Thursday 17th August, 2017.
A-Level results day.
I don’t want any of you to panic. I’m going to tell you my story of how I failed my A-Levels. It’s an interesting one.
This time last year my world got flipped upside down and I genuinely thought my life was over.
I started my A-Levels late. I was 19 when I started, half of my friends where already half way through university and I was just starting my A-Levels, but that’s fine I thought, everyone goes at their own pace. I’m no different, just taking my time.
I started studying English Language and Literature, Psychology, Sociology and Business Studies at AS and don’t get me wrong, I struggled. I couldn’t understand half of it and because my lecturers never showed up and honestly, I wasn’t really that interested. I got so far behind over the year, I didn’t even know my own name.
It didn’t take me long to drop Business Studies and I did it because of health issues. Every day my anxiety flared up, I developed psoriasis because of the stress and I felt like my life was falling apart and that was only the beginning. I ended up failing the Sociology exams abysmally and finished up the year with 2 AS levels and no third subject.
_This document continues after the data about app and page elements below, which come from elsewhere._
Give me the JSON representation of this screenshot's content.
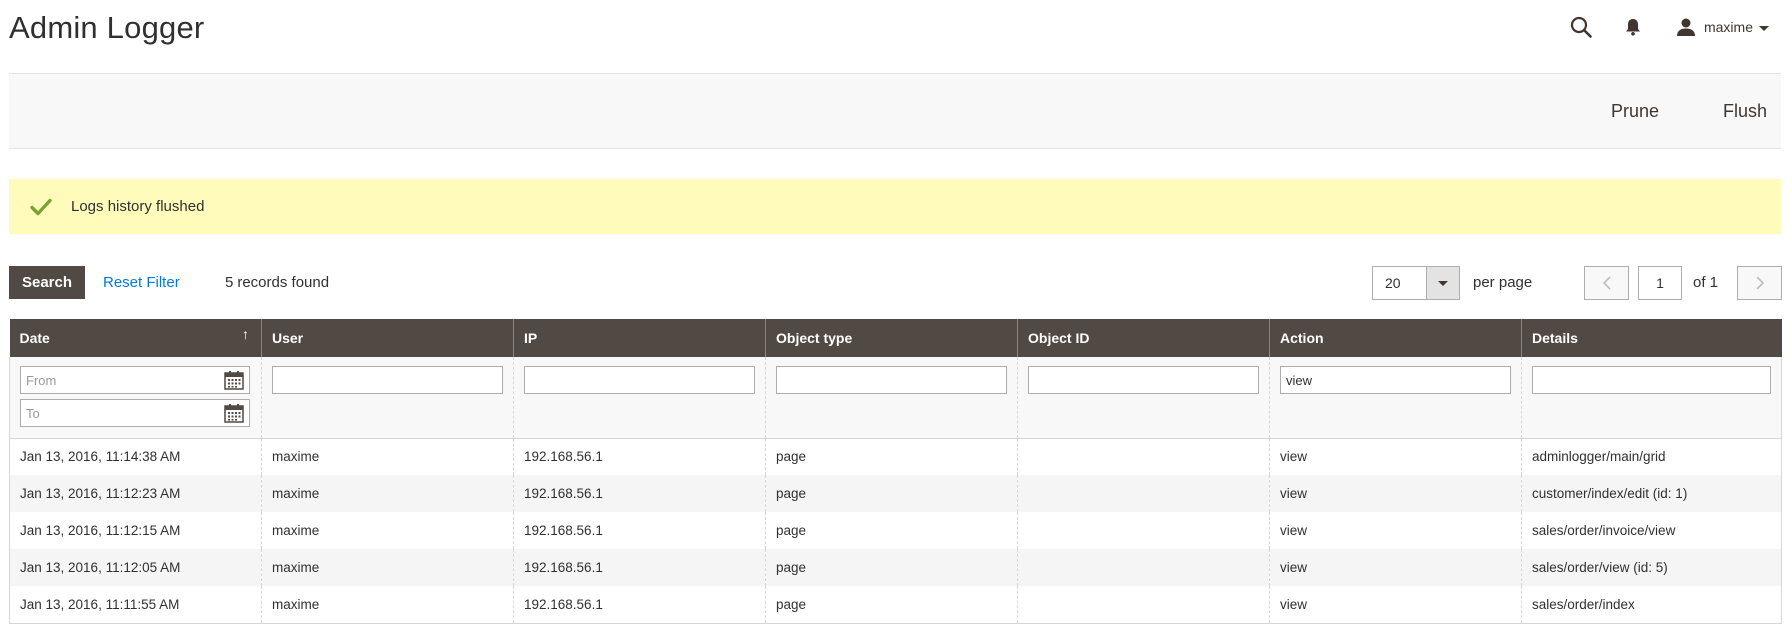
{
  "header": {
    "title": "Admin Logger",
    "user_name": "maxime"
  },
  "actions": {
    "prune_label": "Prune",
    "flush_label": "Flush"
  },
  "message": {
    "text": "Logs history flushed"
  },
  "toolbar": {
    "search_label": "Search",
    "reset_label": "Reset Filter",
    "records_count": "5",
    "records_label": "records found",
    "limit_value": "20",
    "per_page_label": "per page",
    "current_page": "1",
    "page_of": "of 1"
  },
  "grid": {
    "columns": [
      "Date",
      "User",
      "IP",
      "Object type",
      "Object ID",
      "Action",
      "Details"
    ],
    "sort_indicator": "↑",
    "filters": {
      "date_from_placeholder": "From",
      "date_to_placeholder": "To",
      "user": "",
      "ip": "",
      "object_type": "",
      "object_id": "",
      "action": "view",
      "details": ""
    },
    "rows": [
      [
        "Jan 13, 2016, 11:14:38 AM",
        "maxime",
        "192.168.56.1",
        "page",
        "",
        "view",
        "adminlogger/main/grid"
      ],
      [
        "Jan 13, 2016, 11:12:23 AM",
        "maxime",
        "192.168.56.1",
        "page",
        "",
        "view",
        "customer/index/edit (id: 1)"
      ],
      [
        "Jan 13, 2016, 11:12:15 AM",
        "maxime",
        "192.168.56.1",
        "page",
        "",
        "view",
        "sales/order/invoice/view"
      ],
      [
        "Jan 13, 2016, 11:12:05 AM",
        "maxime",
        "192.168.56.1",
        "page",
        "",
        "view",
        "sales/order/view (id: 5)"
      ],
      [
        "Jan 13, 2016, 11:11:55 AM",
        "maxime",
        "192.168.56.1",
        "page",
        "",
        "view",
        "sales/order/index"
      ]
    ]
  },
  "colors": {
    "header_bg": "#514943",
    "message_bg": "#fffbbb",
    "success_check": "#79a22e",
    "link": "#007bdb"
  },
  "icons": {
    "search": "search-icon",
    "notifications": "bell-icon",
    "user": "user-icon",
    "success": "check-icon",
    "calendar": "calendar-icon"
  }
}
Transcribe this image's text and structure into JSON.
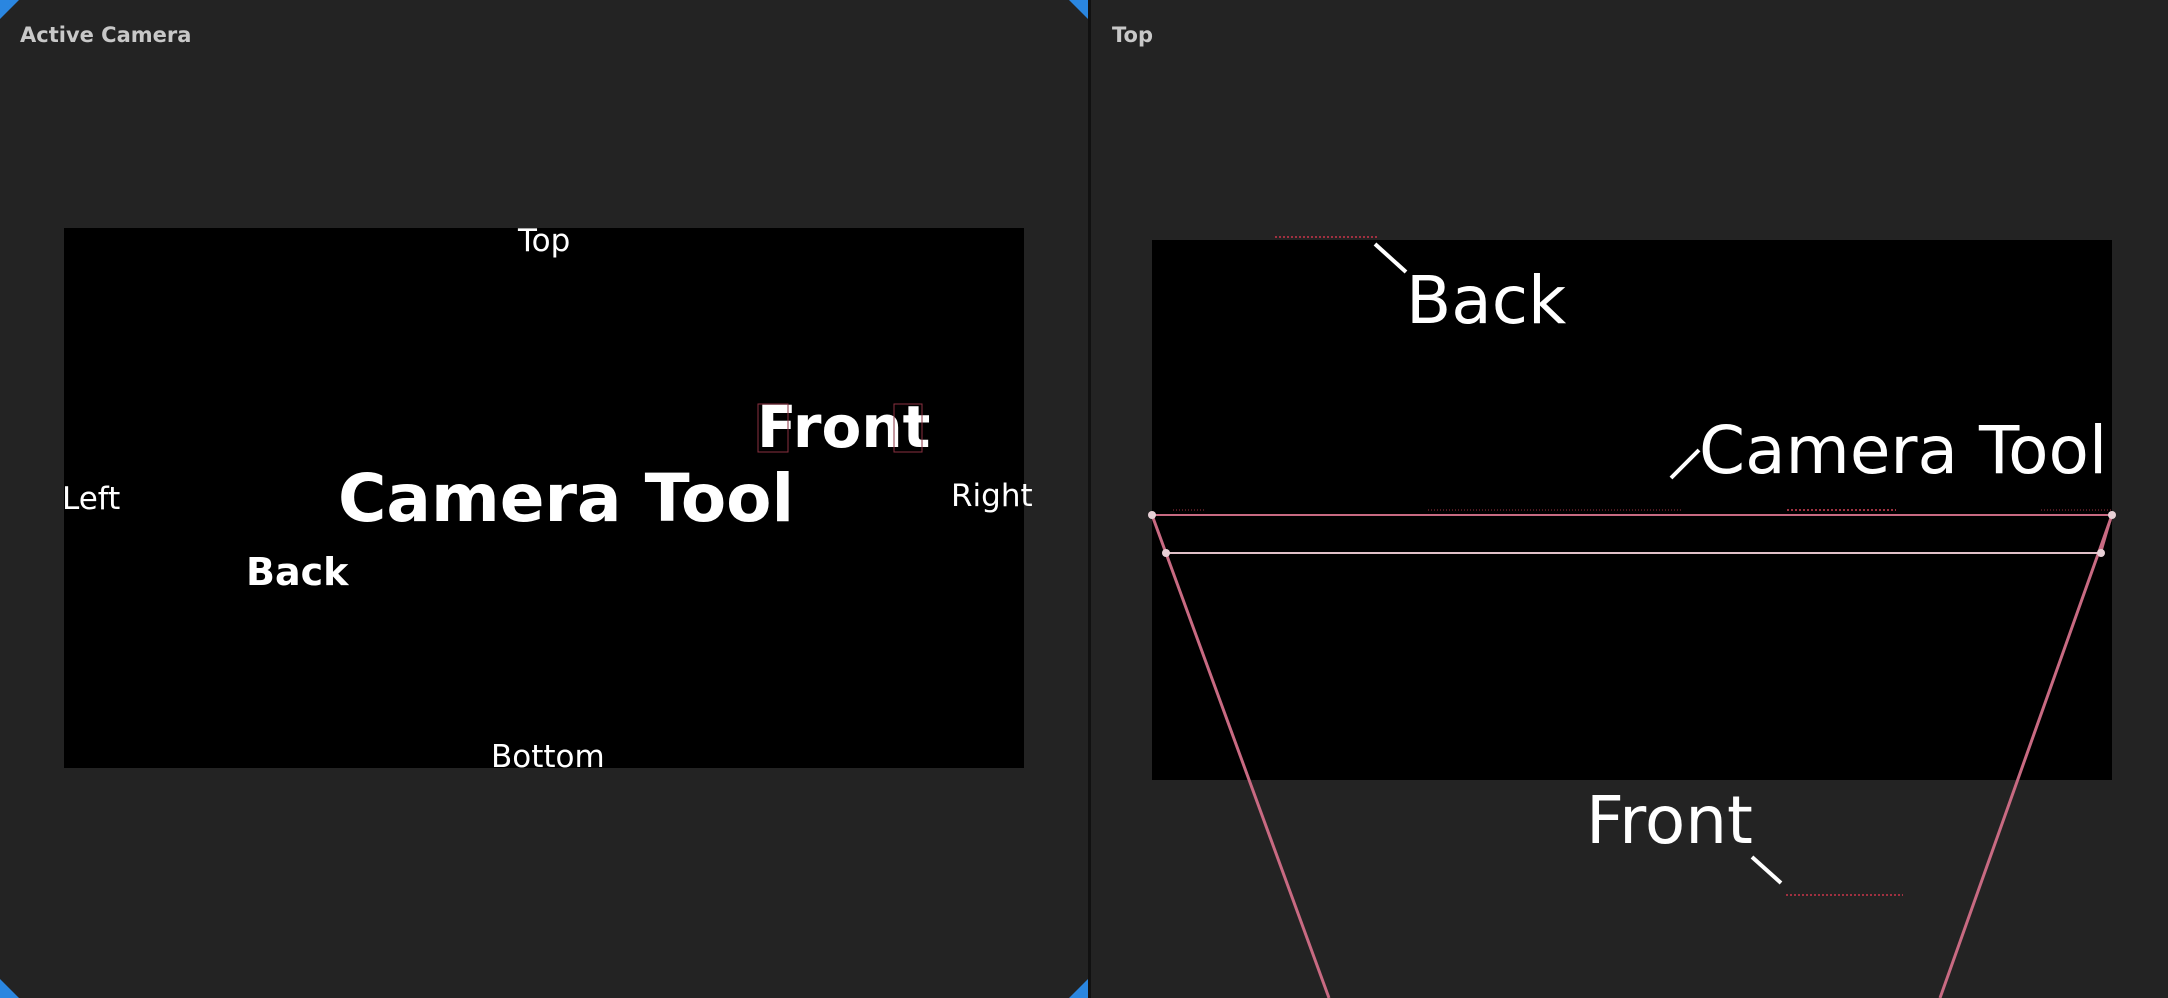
{
  "left_viewport": {
    "title": "Active Camera",
    "labels": {
      "top": "Top",
      "left": "Left",
      "right": "Right",
      "bottom": "Bottom",
      "title": "Camera Tool",
      "front": "Front",
      "back": "Back"
    }
  },
  "right_viewport": {
    "title": "Top",
    "labels": {
      "back": "Back",
      "title": "Camera Tool",
      "front": "Front"
    }
  },
  "colors": {
    "panel_bg": "#232323",
    "screen_bg": "#000000",
    "corner_accent": "#2a86e0",
    "frustum": "#c86a82",
    "text": "#ffffff",
    "title_text": "#c8c8c8"
  }
}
A few months later in September, we went back for A2. I started the year with high hopes. Instead of taking another subject I took the Welsh Baccalaureate. This was the most fun I’d had in a subject for the longest time, I met my current best friend that year and I felt (finally) I was on the right track. Once again, I struggled with the exams, but I know I struggle with exams, I always have and I probably always will – I just hoped with every ounce of my that I’d done well enough to get be into my first choice university – University of South Wales (USW.)
Results day for me came so quickly.
I met up with my best friend and we went in to collect our envelopes. We opened them: and shit.
I’d not gotten what I needed to get in both English and Psychology. I freaked out, I rang my lecturer and she assured me I’d be fine, as long as I’d done well in the Welsh Baccalaureate. But there was nothing in the envelope. So I went back inside and asked the receptionists, “there’s been a problem with the award” oh no.
After a few days of phone calls and emails, I finally found out what went wrong. It turns out, one of my teachers for the award had removed ONLY me from the class register and when you do that at my college, it removes you from the award as well, so, I’d failed Welsh Baccalaureate… My last hope.
I was devastated. I cried on the phone to the people at my college so many times I still wish I could go in and apologise now, I didn’t even know where to put my emotions, I was lost and confused, my future had been taken away from me by a complete stranger. I was angry at the establishment and I was even angrier at my teacher. After email after email and phone call after phone call I finally got in touch with someone at the college who could help, not even the head could be bothered to help me.
For the sake of this story, we’ll call her Racheal. Turns out, the teacher (we’ll call him Dyke) had sent everyones work off but my own, no one could find my work and the college accounts, where my work was saved, had been shut down for the summer (yikes!) It took around 5 hours to get the tech boys to fix the problem (thank you!), and another 2 hours to re-do all the work I’d done months prior. But I completed it. It was verified by Racheal within minutes, sent off to the WJEC and the marks were returned to me within days. I got an A.
Whilst this was happening myself, Rachel and another teacher of mine we’ll call Jessie were contacting USW. Pleading most of the time that I was a good student, with a amazing work-ethic and exam results didn’t show how good I was in the classroom.
Now, don’t get me wrong, it felt sometimes like I was being wrongly offered something I didn’t deserve – after all, I didn’t get the grades they wanted, yes my references were out of this world, but I didn’t get the grades…
And that’s my point. I got into my first choice university with bad exam results and amazing recommendations. And you know what? Throughout my first year of university I averaged a 2.1 in all of my assignments and now I’m going into second year with a whole new found confidence and a future that’s brighter than my teeth.
I’ve proved to everyone in my life and myself that I deserved to be at this university and that my grades don’t define what I can do as a person. So, don’t be disheartened if they’re not what you expected, there’s ALWAYS a way to get around them and there’s always a way to succeed where you have previously failed.
You’ll smash it.